With the Superstorm long gone and its Nor'easter aftershock fading also, New Jersey contractors are coming to grips with a long, arduous task of repair and reconstruction.
Coastal Connection spoke again last week with Toms River, N.J., contractor Eric Borden, as the Nor'easter spat wind and rain at his trucks and crews, working on cleanup and demolition in damaged oceanfront houses. Borden says the storm has left him and his clients with limited options as winter approaches.
Access has been difficult. "We're supposed to be able to get into the town of Mantaloking on Friday," Borden says. "With this Nor'easter coming in they got scared, so they're erring on the side of extreme caution." But even with access, there's not a whole lot Borden can do.
To begin with, he points out, there's no electricity and no gas on the barrier islands where his clients' buildings sit. "We have no power, and we have no plans, and we have no idea what's going on, and as you know, people start to get antsy when they can't get the answers that they need," he explains. "And even the areas that still have power lines intact, still don't have power turned on yet."
Most of Borden's island customers don't have standby generators at their beach houses. One client who lives farther inland does have a standby generator, says Borden, but after days of operation, his propane tank is starting to run low. And then there's the customer on the beach who does have a generator — "but it runs on natural gas," says Borden. As we reported last week, the storm destroyed the entire gas supply piping system for most of the New Jersey barrier islands.
Borden finally gained access to Mantaloking over the weekend, where he took the photo below of another remodeler's job, damaged by surge flooding. The back part of the house, an addition built to newer codes, is intact, while the original front portion was undermined, and collapsed. Says Borden, "The same wave action went all the way around the house. There was five feet of sand deposited on the back side of it. The original house had nothing tying it down to the sand, but the new back part was able to withstand the onslaught. It looks like a house in move-in condition."
) Fortunately for Borden and his clients, the damage to most of his houses has been relatively light so far — at least in the areas where he has been allowed access. "The scope of work is small, considering what we could be doing," he says. "I'm not as bad off as some of the other guys out there who have found some major structural issues. I'm going to be replacing doors, replacing some windows, doing some siding repairs, but most of it's going to be drywall, painting, and finish work.

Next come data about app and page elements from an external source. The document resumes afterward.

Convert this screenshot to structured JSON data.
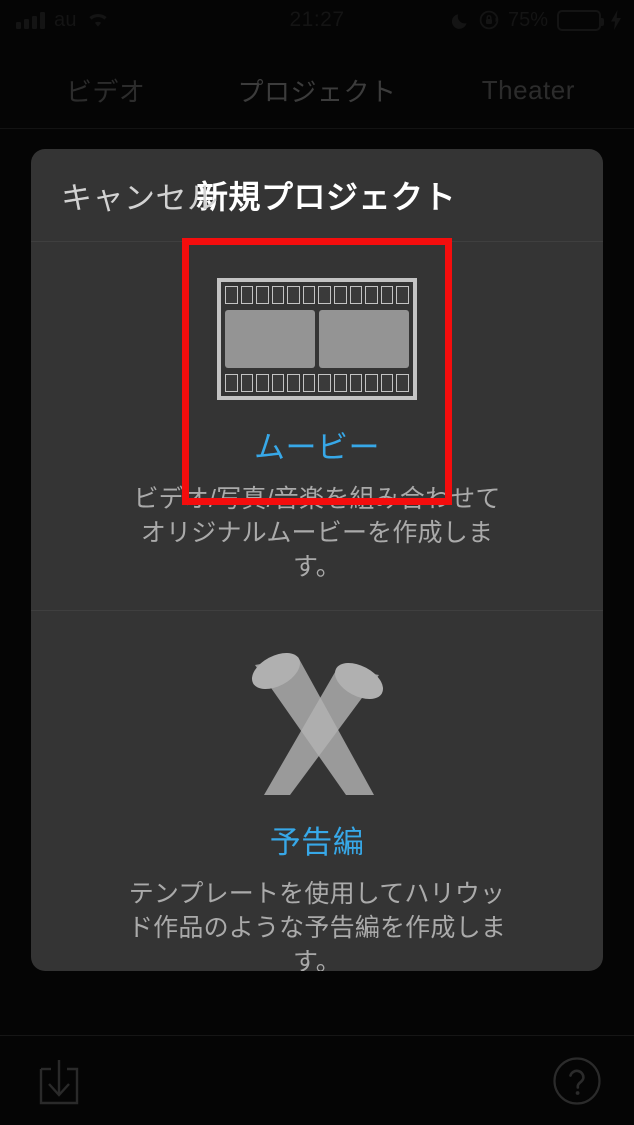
{
  "statusbar": {
    "carrier": "au",
    "time": "21:27",
    "battery_percent": "75%",
    "signal_icon": "signal-bars-icon",
    "wifi_icon": "wifi-icon",
    "dnd_icon": "moon-icon",
    "rotation_lock_icon": "rotation-lock-icon",
    "battery_icon": "battery-icon",
    "charging_icon": "lightning-bolt-icon",
    "battery_fill_color": "#4CD964"
  },
  "tabs": [
    {
      "label": "ビデオ",
      "selected": false
    },
    {
      "label": "プロジェクト",
      "selected": true
    },
    {
      "label": "Theater",
      "selected": false
    }
  ],
  "sheet": {
    "cancel_label": "キャンセル",
    "title": "新規プロジェクト",
    "options": [
      {
        "icon": "film-strip-icon",
        "label": "ムービー",
        "description": "ビデオ/写真/音楽を組み合わせてオリジナルムービーを作成します。",
        "highlighted": true
      },
      {
        "icon": "crossed-spotlights-icon",
        "label": "予告編",
        "description": "テンプレートを使用してハリウッド作品のような予告編を作成します。",
        "highlighted": false
      }
    ],
    "accent_color": "#37a8e8",
    "background_color": "#343434"
  },
  "annotation": {
    "color": "#f40d0d",
    "target": "ムービー"
  },
  "bottombar": {
    "import_icon": "import-download-icon",
    "help_icon": "help-question-icon"
  }
}
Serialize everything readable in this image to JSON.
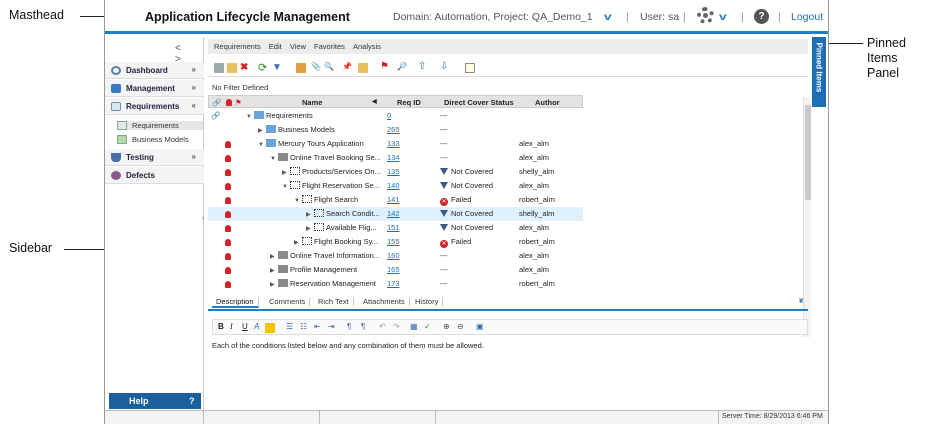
{
  "callouts": {
    "masthead": "Masthead",
    "pinned_items_panel": "Pinned\nItems\nPanel",
    "sidebar": "Sidebar"
  },
  "masthead": {
    "title": "Application Lifecycle Management",
    "domain_project": "Domain: Automation, Project: QA_Demo_1",
    "user": "User: sa",
    "logout": "Logout",
    "help_glyph": "?",
    "accent": "#1e7fc5"
  },
  "sidebar": {
    "nav_arrows": "< >",
    "items": [
      {
        "label": "Dashboard",
        "chevron": "»",
        "icon": "dashboard-icon",
        "color": "#5b7fa6"
      },
      {
        "label": "Management",
        "chevron": "»",
        "icon": "management-icon",
        "color": "#3a7bbf"
      },
      {
        "label": "Requirements",
        "chevron": "«",
        "icon": "requirements-icon",
        "color": "#6b8fb5"
      },
      {
        "label": "Testing",
        "chevron": "»",
        "icon": "testing-icon",
        "color": "#4b6fa8"
      },
      {
        "label": "Defects",
        "chevron": "",
        "icon": "defects-icon",
        "color": "#8a5a8a"
      }
    ],
    "subitems": [
      {
        "label": "Requirements",
        "icon": "requirements-list-icon"
      },
      {
        "label": "Business Models",
        "icon": "business-models-icon"
      }
    ],
    "help_label": "Help",
    "help_glyph": "?"
  },
  "menubar": [
    "Requirements",
    "Edit",
    "View",
    "Favorites",
    "Analysis"
  ],
  "filter_text": "No Filter Defined",
  "grid": {
    "columns": [
      "Name",
      "Req ID",
      "Direct Cover Status",
      "Author"
    ],
    "rows": [
      {
        "name": "Requirements",
        "id": "0",
        "status": "---",
        "author": "",
        "lock": false,
        "attach": true
      },
      {
        "name": "Business Models",
        "id": "265",
        "status": "---",
        "author": "",
        "lock": false,
        "attach": false
      },
      {
        "name": "Mercury Tours Application",
        "id": "133",
        "status": "---",
        "author": "alex_alm",
        "lock": true,
        "attach": false
      },
      {
        "name": "Online Travel Booking Se...",
        "id": "134",
        "status": "---",
        "author": "alex_alm",
        "lock": true,
        "attach": false
      },
      {
        "name": "Products/Services On...",
        "id": "135",
        "status": "Not Covered",
        "author": "shelly_alm",
        "lock": true,
        "attach": false
      },
      {
        "name": "Flight Reservation Se...",
        "id": "140",
        "status": "Not Covered",
        "author": "alex_alm",
        "lock": true,
        "attach": false
      },
      {
        "name": "Flight Search",
        "id": "141",
        "status": "Failed",
        "author": "robert_alm",
        "lock": true,
        "attach": false
      },
      {
        "name": "Search Condit...",
        "id": "142",
        "status": "Not Covered",
        "author": "shelly_alm",
        "lock": true,
        "attach": false
      },
      {
        "name": "Available Flig...",
        "id": "151",
        "status": "Not Covered",
        "author": "alex_alm",
        "lock": true,
        "attach": false
      },
      {
        "name": "Flight Booking Sy...",
        "id": "155",
        "status": "Failed",
        "author": "robert_alm",
        "lock": true,
        "attach": false
      },
      {
        "name": "Online Travel Information...",
        "id": "160",
        "status": "---",
        "author": "alex_alm",
        "lock": true,
        "attach": false
      },
      {
        "name": "Profile Management",
        "id": "165",
        "status": "---",
        "author": "alex_alm",
        "lock": true,
        "attach": false
      },
      {
        "name": "Reservation Management",
        "id": "173",
        "status": "---",
        "author": "robert_alm",
        "lock": true,
        "attach": false
      }
    ]
  },
  "tabs": [
    "Description",
    "Comments",
    "Rich Text",
    "Attachments",
    "History"
  ],
  "tabs_collapse": "¥",
  "richtext_buttons": [
    "B",
    "I",
    "U",
    "A"
  ],
  "description_text": "Each of the conditions listed below and any combination of them must be allowed.",
  "pinned_label": "Pinned Items",
  "status_bar": {
    "server_time": "Server Time: 8/29/2013 6:46 PM"
  }
}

Cabinetry, that type of thing. So it's just a matter of prioritizing every job, getting materials ordered, and then installing it when it comes in." The lack of major structural damage, says Borden, lends some credence to the advanced building codes that have come into force on the islands in recent years. But not surprisingly, he notes that impact glazing, intended to reduce windblown debris and rain intrusion, didn't do much to prevent flood damage. "There's a house up the street that didn't lose any impact glass," he says, "but they still have two feet of sand on the inside because you can't stop the water and you can't stop the sand." At one house, Borden says, the surge wave picked up a dune-top deck and threw it into the house, breaking open the patio doors. "The impact glass didn't break," he says, "but that didn't really help."
This is Borden's first experience with flood damage repair and restoration. "I'm learning how to do it by reading on the internet," he says. "One of the questions I have about the mold is: it has been too cold to grow mold out here. That has been a saving grace. And stuff seems to be drying out. So one question is, does the rationale, ‘If it got wet, it gets torn out,' really apply in this instance? I'm not going to make that trial and error on any of my clients' houses — but I do wonder.
"We still can't get into Ortley Beach, New Jersey," Borden said on Monday. "I've still got jobs on the oceanfront there that I can't get into." Clients who can pay out of pocket for repairs are keeping Borden's crews busy on houses in the areas where the authorities allow entry. But like other Jersey residents, he's frustrated by the continuing obstacles. "We're beyond the second stage of grief," he says: "Now everybody's pissed off. Everybody wants to get into their houses, get them stabilized, get their stuff out. Everybody wants to make a decision on how they're going to move forward. But there's no permit process in place. What can we do? What are we allowed to do and what aren't we allowed to do? As power is coming back on in areas, everybody wants to get moving forward. And everybody's prevented from moving forward because of public safety issues." "The problem now is, we have to winterize all these houses," Borden says. "In past years, clients would keep the heat at 50 all winter long, with an alarm in case the heat went down too low so somebody could come fix whatever wasn't working. But now we have no electric and no gas, so we have to go in and blow out all the water lines, drain the water heaters, put antifreeze in the drain traps, and get ready for a hard freeze. And when are we going to get access?"